[[ Material provided open ]]

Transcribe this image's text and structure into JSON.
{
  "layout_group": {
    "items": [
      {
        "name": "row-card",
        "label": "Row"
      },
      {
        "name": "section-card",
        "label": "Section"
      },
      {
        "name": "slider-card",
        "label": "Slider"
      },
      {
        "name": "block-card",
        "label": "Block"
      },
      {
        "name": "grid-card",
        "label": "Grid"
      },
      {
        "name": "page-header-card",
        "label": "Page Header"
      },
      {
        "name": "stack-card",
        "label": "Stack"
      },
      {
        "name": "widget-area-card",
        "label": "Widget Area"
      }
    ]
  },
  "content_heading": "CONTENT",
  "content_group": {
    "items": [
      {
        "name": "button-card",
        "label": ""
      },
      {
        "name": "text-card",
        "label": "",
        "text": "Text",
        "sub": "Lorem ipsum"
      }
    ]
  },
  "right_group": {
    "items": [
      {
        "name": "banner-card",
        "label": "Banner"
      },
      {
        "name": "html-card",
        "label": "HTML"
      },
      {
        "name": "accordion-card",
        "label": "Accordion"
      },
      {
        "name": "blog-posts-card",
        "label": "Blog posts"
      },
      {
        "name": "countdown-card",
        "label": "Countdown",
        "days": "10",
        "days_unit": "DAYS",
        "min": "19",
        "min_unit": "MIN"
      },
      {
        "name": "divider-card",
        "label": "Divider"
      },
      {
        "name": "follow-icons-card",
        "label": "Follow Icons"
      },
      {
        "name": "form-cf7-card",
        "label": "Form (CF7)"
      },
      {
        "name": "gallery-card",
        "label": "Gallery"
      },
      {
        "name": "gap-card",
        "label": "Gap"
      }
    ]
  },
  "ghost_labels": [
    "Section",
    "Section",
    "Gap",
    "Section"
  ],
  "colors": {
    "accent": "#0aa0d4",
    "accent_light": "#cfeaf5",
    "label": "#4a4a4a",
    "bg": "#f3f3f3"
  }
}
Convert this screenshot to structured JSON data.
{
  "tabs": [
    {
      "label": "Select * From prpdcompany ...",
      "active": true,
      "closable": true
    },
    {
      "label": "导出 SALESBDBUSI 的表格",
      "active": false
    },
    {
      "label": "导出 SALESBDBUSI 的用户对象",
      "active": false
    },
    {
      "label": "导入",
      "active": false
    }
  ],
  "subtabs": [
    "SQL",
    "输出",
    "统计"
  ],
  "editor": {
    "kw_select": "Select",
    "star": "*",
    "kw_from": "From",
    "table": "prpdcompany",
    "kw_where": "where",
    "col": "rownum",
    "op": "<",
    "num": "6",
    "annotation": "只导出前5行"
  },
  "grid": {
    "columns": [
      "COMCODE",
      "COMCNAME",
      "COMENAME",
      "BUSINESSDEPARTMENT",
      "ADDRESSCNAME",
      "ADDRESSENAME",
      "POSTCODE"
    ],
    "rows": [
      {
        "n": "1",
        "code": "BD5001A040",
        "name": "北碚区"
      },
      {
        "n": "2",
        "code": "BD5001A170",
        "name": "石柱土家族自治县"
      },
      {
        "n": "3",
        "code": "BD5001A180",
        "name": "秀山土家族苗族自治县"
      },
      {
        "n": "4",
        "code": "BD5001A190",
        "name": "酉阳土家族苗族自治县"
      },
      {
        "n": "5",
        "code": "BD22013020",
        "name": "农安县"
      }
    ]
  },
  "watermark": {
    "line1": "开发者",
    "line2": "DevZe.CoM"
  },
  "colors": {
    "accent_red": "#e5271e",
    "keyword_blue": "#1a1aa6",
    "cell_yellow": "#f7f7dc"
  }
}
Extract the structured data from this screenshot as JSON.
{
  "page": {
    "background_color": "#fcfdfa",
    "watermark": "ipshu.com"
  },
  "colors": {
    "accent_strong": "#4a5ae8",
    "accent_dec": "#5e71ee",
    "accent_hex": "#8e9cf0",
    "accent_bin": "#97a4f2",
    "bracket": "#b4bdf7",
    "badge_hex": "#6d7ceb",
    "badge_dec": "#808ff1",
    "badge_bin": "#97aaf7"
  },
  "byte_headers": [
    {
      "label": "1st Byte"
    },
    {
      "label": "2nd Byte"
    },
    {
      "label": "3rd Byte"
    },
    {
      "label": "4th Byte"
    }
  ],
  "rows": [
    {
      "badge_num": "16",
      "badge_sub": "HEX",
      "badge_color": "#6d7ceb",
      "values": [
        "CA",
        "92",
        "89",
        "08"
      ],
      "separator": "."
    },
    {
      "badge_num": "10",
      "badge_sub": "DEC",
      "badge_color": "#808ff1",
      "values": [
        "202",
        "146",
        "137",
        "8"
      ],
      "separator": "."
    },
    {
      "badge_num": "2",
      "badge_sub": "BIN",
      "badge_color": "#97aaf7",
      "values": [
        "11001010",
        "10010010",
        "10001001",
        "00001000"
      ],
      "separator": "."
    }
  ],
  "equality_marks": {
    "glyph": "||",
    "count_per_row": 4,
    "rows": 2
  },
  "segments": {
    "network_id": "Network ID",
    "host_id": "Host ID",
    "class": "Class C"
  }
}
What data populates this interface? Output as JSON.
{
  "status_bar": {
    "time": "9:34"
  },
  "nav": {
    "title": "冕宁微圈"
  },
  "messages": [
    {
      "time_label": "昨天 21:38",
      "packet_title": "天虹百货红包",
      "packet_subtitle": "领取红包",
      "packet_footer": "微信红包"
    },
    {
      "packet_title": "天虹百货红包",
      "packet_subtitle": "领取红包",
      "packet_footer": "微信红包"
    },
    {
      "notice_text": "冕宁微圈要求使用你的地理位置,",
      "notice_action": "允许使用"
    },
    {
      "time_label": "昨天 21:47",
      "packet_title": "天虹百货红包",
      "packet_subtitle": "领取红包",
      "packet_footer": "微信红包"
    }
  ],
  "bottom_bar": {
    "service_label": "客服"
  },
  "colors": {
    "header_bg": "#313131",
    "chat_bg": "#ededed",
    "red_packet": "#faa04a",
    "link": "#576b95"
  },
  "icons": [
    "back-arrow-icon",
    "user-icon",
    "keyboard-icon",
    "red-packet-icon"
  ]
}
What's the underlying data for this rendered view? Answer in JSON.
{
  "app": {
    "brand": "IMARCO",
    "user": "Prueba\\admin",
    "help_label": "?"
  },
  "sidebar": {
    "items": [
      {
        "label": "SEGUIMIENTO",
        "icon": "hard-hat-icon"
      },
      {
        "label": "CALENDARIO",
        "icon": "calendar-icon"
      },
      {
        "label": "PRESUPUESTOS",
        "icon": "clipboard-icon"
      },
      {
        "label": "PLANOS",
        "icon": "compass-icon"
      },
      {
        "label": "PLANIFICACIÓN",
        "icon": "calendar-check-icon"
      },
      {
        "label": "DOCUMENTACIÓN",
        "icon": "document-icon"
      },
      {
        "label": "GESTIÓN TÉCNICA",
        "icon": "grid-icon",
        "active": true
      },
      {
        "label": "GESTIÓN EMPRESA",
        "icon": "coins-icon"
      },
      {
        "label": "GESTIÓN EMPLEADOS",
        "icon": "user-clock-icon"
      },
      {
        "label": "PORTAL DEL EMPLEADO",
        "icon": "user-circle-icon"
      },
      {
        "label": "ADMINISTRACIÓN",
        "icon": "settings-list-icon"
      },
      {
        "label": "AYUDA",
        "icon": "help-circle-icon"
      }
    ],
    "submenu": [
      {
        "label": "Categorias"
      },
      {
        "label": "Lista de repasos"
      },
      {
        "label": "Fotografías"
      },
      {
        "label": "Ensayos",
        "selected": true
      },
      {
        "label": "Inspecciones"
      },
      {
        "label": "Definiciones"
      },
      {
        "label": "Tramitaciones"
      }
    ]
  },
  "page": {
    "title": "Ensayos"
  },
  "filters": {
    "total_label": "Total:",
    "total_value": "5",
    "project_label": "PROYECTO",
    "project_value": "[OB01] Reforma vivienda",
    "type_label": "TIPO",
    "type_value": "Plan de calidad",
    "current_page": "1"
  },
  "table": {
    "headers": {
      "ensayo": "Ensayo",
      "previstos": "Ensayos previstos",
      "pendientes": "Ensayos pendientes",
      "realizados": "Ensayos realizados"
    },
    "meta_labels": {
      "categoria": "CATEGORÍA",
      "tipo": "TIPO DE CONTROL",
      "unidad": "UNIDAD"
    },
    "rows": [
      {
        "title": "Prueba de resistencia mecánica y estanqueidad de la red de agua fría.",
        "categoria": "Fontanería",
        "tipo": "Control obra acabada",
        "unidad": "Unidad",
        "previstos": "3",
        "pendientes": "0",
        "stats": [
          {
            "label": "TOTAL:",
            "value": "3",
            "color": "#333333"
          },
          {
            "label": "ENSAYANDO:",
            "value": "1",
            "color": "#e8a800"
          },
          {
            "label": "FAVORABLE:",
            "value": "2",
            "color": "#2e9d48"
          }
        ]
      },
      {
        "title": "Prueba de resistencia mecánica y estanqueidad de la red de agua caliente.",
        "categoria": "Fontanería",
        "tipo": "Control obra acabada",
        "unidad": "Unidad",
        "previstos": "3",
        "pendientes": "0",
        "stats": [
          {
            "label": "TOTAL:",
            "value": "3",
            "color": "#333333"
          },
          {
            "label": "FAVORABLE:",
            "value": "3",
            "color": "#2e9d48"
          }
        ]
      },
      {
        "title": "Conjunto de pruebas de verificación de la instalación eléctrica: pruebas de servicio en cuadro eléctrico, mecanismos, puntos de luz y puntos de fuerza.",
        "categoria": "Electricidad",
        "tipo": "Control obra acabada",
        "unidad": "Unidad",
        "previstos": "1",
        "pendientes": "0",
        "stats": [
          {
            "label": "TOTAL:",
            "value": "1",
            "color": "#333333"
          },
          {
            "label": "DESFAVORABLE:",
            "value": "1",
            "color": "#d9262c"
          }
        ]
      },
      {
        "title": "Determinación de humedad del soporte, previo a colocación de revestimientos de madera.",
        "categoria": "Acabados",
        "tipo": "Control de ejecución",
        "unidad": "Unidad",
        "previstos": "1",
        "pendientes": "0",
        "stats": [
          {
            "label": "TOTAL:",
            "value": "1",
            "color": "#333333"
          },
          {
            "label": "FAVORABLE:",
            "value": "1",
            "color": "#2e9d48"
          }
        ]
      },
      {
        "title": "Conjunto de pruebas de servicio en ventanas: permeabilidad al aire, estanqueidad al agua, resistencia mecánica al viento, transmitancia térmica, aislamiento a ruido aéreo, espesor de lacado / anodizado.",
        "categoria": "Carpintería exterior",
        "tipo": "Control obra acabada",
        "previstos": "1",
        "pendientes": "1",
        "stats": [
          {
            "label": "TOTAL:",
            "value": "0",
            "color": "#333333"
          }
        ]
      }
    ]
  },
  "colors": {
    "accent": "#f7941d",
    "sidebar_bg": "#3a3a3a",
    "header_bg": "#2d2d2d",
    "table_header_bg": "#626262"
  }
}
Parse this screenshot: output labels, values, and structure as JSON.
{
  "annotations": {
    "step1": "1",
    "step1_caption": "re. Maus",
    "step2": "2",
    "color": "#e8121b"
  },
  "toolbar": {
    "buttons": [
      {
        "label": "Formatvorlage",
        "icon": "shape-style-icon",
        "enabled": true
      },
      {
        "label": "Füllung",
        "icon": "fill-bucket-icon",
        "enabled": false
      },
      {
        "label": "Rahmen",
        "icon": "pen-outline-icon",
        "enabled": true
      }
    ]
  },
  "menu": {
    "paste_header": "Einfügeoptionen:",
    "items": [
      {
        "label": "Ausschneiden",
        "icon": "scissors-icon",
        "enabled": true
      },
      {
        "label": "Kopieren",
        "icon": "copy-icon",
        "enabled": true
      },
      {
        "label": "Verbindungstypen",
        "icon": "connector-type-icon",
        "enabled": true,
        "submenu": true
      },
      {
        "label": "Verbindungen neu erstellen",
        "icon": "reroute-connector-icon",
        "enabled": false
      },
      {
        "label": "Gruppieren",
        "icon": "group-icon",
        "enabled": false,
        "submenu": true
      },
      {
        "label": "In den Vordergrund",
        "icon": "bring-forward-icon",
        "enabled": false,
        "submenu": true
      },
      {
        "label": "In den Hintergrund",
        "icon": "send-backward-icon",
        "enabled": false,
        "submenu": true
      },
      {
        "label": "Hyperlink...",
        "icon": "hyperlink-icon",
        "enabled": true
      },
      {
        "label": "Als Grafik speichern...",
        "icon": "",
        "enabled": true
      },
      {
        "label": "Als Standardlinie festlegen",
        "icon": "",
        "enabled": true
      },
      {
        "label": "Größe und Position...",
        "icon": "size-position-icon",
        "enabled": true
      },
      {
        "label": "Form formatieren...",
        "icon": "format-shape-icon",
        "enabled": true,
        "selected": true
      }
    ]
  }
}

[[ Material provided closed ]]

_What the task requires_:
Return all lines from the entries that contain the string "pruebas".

_Response box_:
        "title": "Conjunto de pruebas de verificación de la instalación eléctrica: pruebas de servicio en cuadro eléctrico, mecanismos, puntos de luz y puntos de fuerza.",
        "title": "Conjunto de pruebas de servicio en ventanas: permeabilidad al aire, estanqueidad al agua, resistencia mecánica al viento, transmitancia térmica, aislamiento a ruido aéreo, espesor de lacado / anodizado.",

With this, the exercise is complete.